[Exercise requirements]: Pictures aside, repeat the whole listing word for word.

[Provided material]:
-- -- --
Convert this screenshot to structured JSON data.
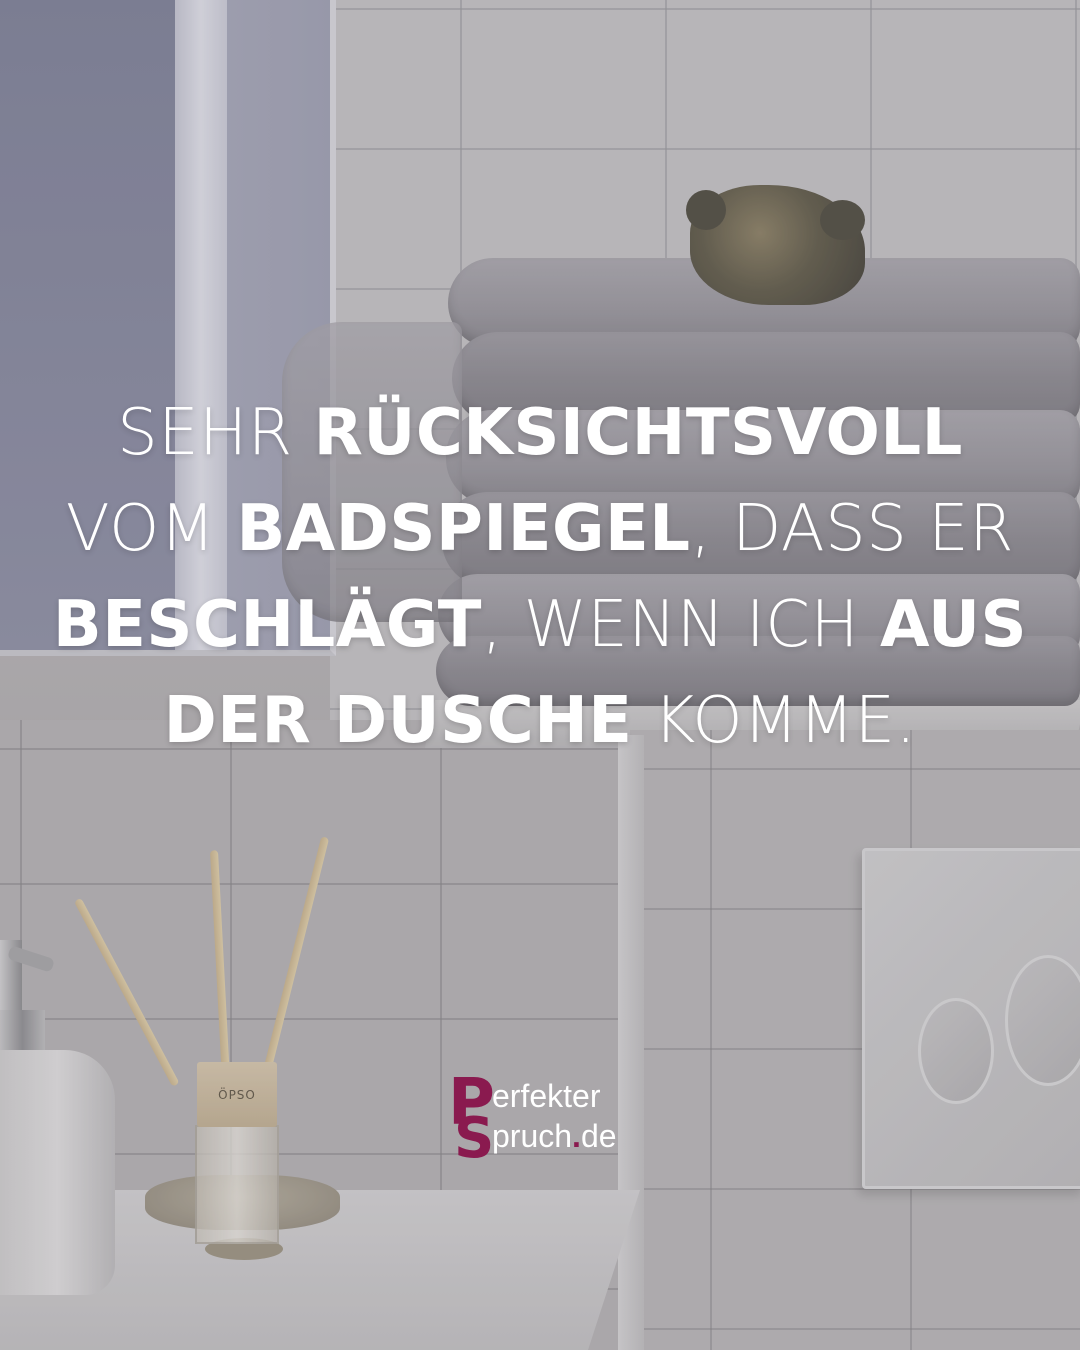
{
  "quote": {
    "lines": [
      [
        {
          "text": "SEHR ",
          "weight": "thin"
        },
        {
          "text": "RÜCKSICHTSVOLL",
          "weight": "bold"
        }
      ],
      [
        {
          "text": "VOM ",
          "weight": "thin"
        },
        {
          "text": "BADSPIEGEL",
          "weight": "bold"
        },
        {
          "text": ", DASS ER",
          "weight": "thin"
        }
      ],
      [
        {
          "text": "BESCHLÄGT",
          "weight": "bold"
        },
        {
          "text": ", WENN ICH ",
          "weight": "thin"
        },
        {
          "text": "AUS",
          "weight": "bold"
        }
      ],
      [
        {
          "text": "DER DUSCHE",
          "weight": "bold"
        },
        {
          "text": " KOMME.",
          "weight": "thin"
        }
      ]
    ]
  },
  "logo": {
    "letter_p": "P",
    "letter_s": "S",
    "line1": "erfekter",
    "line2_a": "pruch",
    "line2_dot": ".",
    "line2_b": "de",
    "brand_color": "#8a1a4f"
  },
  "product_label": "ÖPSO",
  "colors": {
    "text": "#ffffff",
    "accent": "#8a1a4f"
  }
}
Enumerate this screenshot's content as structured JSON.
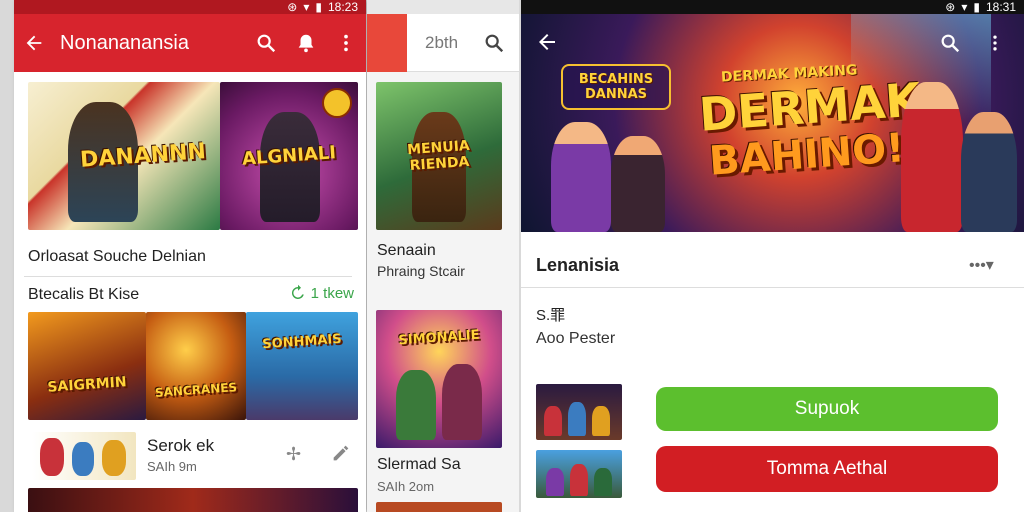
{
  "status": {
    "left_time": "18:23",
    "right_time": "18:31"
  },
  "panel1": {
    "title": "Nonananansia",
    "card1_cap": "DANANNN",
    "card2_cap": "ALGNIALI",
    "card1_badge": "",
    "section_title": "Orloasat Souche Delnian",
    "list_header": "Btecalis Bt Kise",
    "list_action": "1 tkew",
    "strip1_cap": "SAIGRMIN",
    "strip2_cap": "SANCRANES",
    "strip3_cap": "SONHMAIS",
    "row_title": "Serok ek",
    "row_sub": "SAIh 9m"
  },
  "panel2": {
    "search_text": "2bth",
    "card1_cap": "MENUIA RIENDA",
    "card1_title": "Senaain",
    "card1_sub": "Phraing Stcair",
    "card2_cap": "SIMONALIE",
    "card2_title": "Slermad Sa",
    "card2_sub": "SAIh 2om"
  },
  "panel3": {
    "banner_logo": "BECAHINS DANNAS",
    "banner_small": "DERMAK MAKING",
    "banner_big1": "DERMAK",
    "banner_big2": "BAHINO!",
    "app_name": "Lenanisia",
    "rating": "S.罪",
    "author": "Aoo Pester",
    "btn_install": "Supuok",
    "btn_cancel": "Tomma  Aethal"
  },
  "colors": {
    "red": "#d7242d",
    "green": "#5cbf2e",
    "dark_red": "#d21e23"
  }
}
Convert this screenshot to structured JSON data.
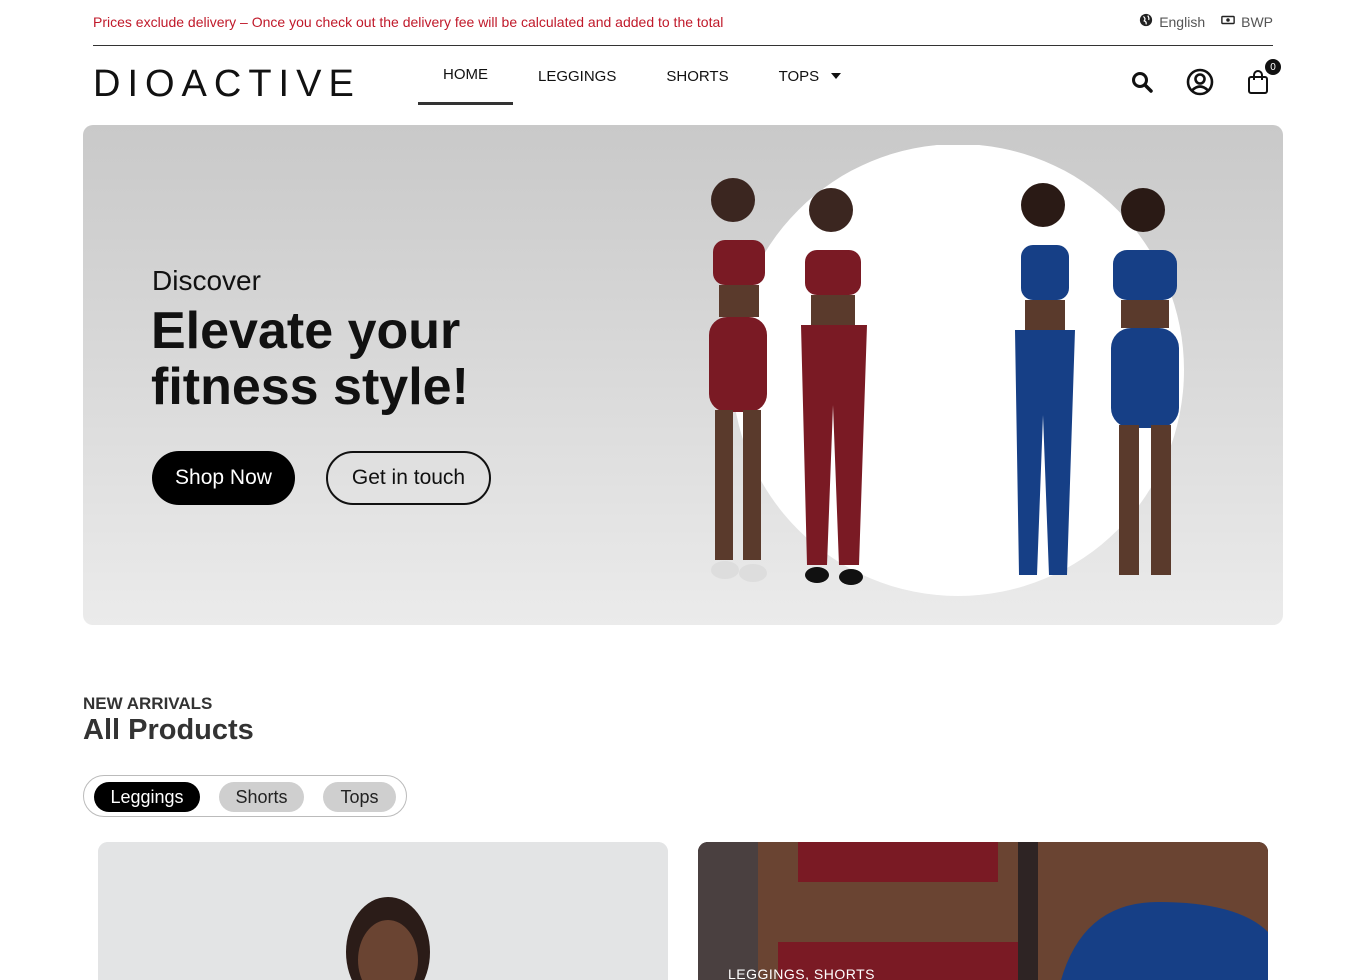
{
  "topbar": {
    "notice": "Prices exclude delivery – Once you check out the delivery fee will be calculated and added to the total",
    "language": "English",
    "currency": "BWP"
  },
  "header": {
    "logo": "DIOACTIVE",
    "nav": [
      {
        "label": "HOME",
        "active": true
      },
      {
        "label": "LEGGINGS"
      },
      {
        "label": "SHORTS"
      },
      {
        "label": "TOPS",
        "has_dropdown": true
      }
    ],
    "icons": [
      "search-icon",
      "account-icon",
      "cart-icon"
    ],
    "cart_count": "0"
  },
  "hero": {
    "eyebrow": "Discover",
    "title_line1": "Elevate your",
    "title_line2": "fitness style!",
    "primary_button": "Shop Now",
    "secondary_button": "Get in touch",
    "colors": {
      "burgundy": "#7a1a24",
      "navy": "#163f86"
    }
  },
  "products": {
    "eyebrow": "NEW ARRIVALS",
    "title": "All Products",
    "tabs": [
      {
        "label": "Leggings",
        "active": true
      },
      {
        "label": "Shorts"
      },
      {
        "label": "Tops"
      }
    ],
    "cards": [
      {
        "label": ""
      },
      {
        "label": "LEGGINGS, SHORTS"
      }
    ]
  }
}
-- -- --
[Answer for the task]:
Convert this screenshot to structured JSON data.
{
  "quote": {
    "lines": [
      [
        {
          "text": "SEHR ",
          "weight": "thin"
        },
        {
          "text": "RÜCKSICHTSVOLL",
          "weight": "bold"
        }
      ],
      [
        {
          "text": "VOM ",
          "weight": "thin"
        },
        {
          "text": "BADSPIEGEL",
          "weight": "bold"
        },
        {
          "text": ", DASS ER",
          "weight": "thin"
        }
      ],
      [
        {
          "text": "BESCHLÄGT",
          "weight": "bold"
        },
        {
          "text": ", WENN ICH ",
          "weight": "thin"
        },
        {
          "text": "AUS",
          "weight": "bold"
        }
      ],
      [
        {
          "text": "DER DUSCHE",
          "weight": "bold"
        },
        {
          "text": " KOMME.",
          "weight": "thin"
        }
      ]
    ]
  },
  "logo": {
    "letter_p": "P",
    "letter_s": "S",
    "line1": "erfekter",
    "line2_a": "pruch",
    "line2_dot": ".",
    "line2_b": "de",
    "brand_color": "#8a1a4f"
  },
  "product_label": "ÖPSO",
  "colors": {
    "text": "#ffffff",
    "accent": "#8a1a4f"
  }
}
Enumerate this screenshot's content as structured JSON.
{
  "status": {
    "left_time": "18:23",
    "right_time": "18:31"
  },
  "panel1": {
    "title": "Nonananansia",
    "card1_cap": "DANANNN",
    "card2_cap": "ALGNIALI",
    "card1_badge": "",
    "section_title": "Orloasat Souche Delnian",
    "list_header": "Btecalis Bt Kise",
    "list_action": "1 tkew",
    "strip1_cap": "SAIGRMIN",
    "strip2_cap": "SANCRANES",
    "strip3_cap": "SONHMAIS",
    "row_title": "Serok ek",
    "row_sub": "SAIh 9m"
  },
  "panel2": {
    "search_text": "2bth",
    "card1_cap": "MENUIA RIENDA",
    "card1_title": "Senaain",
    "card1_sub": "Phraing Stcair",
    "card2_cap": "SIMONALIE",
    "card2_title": "Slermad Sa",
    "card2_sub": "SAIh 2om"
  },
  "panel3": {
    "banner_logo": "BECAHINS DANNAS",
    "banner_small": "DERMAK MAKING",
    "banner_big1": "DERMAK",
    "banner_big2": "BAHINO!",
    "app_name": "Lenanisia",
    "rating": "S.罪",
    "author": "Aoo Pester",
    "btn_install": "Supuok",
    "btn_cancel": "Tomma  Aethal"
  },
  "colors": {
    "red": "#d7242d",
    "green": "#5cbf2e",
    "dark_red": "#d21e23"
  }
}
Convert this screenshot to structured JSON data.
{
  "topbar": {
    "notice": "Prices exclude delivery – Once you check out the delivery fee will be calculated and added to the total",
    "language": "English",
    "currency": "BWP"
  },
  "header": {
    "logo": "DIOACTIVE",
    "nav": [
      {
        "label": "HOME",
        "active": true
      },
      {
        "label": "LEGGINGS"
      },
      {
        "label": "SHORTS"
      },
      {
        "label": "TOPS",
        "has_dropdown": true
      }
    ],
    "icons": [
      "search-icon",
      "account-icon",
      "cart-icon"
    ],
    "cart_count": "0"
  },
  "hero": {
    "eyebrow": "Discover",
    "title_line1": "Elevate your",
    "title_line2": "fitness style!",
    "primary_button": "Shop Now",
    "secondary_button": "Get in touch",
    "colors": {
      "burgundy": "#7a1a24",
      "navy": "#163f86"
    }
  },
  "products": {
    "eyebrow": "NEW ARRIVALS",
    "title": "All Products",
    "tabs": [
      {
        "label": "Leggings",
        "active": true
      },
      {
        "label": "Shorts"
      },
      {
        "label": "Tops"
      }
    ],
    "cards": [
      {
        "label": ""
      },
      {
        "label": "LEGGINGS, SHORTS"
      }
    ]
  }
}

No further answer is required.